> _Task to carry out_:
Only lines holding the word "Circle" should be copied from the material.

> _Excerpted records_:
--- START ---

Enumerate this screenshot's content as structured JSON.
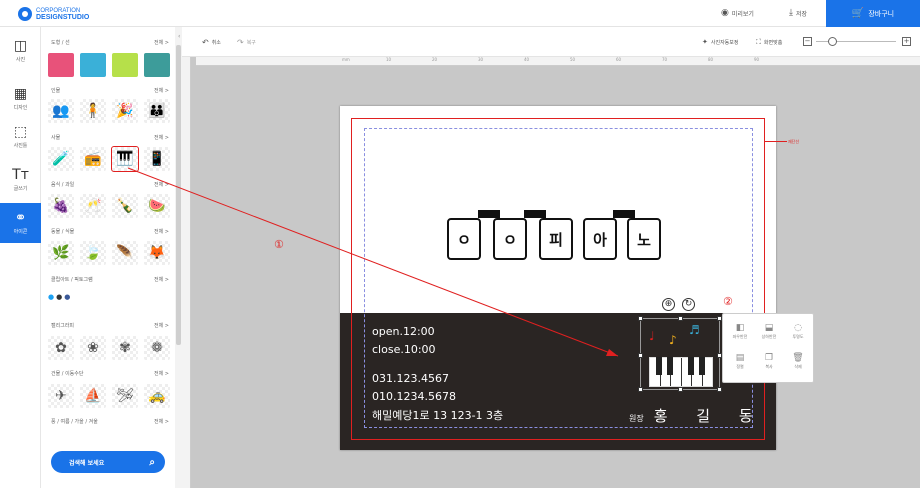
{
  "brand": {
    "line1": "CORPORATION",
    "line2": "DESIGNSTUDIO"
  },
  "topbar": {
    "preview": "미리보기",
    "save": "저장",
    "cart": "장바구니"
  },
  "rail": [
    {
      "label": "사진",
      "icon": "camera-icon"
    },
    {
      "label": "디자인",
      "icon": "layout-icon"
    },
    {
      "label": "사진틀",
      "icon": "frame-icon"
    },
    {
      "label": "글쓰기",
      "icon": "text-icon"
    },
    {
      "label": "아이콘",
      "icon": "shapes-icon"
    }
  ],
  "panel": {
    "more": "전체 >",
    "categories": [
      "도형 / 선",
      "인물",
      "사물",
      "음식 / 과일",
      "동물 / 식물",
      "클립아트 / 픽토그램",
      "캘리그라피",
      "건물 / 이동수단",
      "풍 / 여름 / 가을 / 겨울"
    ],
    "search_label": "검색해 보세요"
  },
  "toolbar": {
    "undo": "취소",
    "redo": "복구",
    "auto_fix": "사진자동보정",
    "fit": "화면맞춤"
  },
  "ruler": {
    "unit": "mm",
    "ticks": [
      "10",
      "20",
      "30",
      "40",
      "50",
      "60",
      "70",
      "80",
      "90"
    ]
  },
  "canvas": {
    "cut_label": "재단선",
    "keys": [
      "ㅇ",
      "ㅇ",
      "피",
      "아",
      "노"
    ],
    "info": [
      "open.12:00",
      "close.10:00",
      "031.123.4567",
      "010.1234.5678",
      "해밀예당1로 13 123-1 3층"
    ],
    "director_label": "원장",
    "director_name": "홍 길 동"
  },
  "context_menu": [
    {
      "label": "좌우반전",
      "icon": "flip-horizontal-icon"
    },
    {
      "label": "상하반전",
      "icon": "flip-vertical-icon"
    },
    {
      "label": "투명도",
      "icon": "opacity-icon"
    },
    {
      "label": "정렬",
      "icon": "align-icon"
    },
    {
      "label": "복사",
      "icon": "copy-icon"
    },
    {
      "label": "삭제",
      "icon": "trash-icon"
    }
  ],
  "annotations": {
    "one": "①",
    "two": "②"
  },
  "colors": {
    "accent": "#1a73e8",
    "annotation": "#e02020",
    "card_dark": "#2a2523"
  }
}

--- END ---
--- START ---

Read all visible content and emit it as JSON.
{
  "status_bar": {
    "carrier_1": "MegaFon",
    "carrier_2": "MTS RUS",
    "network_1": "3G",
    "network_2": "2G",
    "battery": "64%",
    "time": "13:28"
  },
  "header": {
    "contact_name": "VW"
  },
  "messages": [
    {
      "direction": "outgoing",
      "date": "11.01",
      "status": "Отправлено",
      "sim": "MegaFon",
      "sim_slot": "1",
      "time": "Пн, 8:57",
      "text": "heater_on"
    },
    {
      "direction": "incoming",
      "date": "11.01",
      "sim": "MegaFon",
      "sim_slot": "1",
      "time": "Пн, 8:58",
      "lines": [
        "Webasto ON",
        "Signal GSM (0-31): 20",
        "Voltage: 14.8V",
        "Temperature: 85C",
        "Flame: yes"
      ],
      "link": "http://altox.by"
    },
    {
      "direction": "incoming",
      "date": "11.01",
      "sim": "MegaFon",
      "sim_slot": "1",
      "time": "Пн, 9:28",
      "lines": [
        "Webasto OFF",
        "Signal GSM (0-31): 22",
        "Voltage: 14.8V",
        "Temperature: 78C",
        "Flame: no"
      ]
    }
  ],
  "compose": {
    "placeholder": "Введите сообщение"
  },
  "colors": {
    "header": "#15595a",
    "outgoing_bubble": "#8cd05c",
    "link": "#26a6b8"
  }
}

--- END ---
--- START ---

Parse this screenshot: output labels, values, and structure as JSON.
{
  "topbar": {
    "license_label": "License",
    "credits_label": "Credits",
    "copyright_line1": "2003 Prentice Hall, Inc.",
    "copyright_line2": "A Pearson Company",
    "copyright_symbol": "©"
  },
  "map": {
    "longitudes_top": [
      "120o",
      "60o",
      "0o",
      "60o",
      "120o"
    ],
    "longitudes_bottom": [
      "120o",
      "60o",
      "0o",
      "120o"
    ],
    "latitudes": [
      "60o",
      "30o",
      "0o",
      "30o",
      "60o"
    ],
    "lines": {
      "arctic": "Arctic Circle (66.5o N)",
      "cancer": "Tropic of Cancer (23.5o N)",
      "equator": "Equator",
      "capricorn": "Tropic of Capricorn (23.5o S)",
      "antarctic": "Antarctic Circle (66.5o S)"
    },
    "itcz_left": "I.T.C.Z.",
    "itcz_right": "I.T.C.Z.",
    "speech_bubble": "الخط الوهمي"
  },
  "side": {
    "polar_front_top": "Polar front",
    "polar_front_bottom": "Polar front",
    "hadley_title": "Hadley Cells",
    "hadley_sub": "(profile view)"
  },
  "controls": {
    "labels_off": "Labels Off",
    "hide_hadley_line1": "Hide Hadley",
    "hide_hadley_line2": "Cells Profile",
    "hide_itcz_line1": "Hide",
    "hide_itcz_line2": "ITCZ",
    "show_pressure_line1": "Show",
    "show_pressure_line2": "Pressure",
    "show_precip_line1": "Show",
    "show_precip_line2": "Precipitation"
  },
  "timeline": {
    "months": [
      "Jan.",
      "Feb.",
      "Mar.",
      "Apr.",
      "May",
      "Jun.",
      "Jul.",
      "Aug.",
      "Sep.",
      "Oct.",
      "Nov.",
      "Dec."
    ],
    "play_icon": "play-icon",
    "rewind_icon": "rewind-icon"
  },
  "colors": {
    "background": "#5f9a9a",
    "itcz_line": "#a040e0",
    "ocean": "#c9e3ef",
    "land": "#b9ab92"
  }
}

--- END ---

> _Reply to the task_:
      "arctic": "Arctic Circle (66.5o N)",
      "antarctic": "Antarctic Circle (66.5o S)"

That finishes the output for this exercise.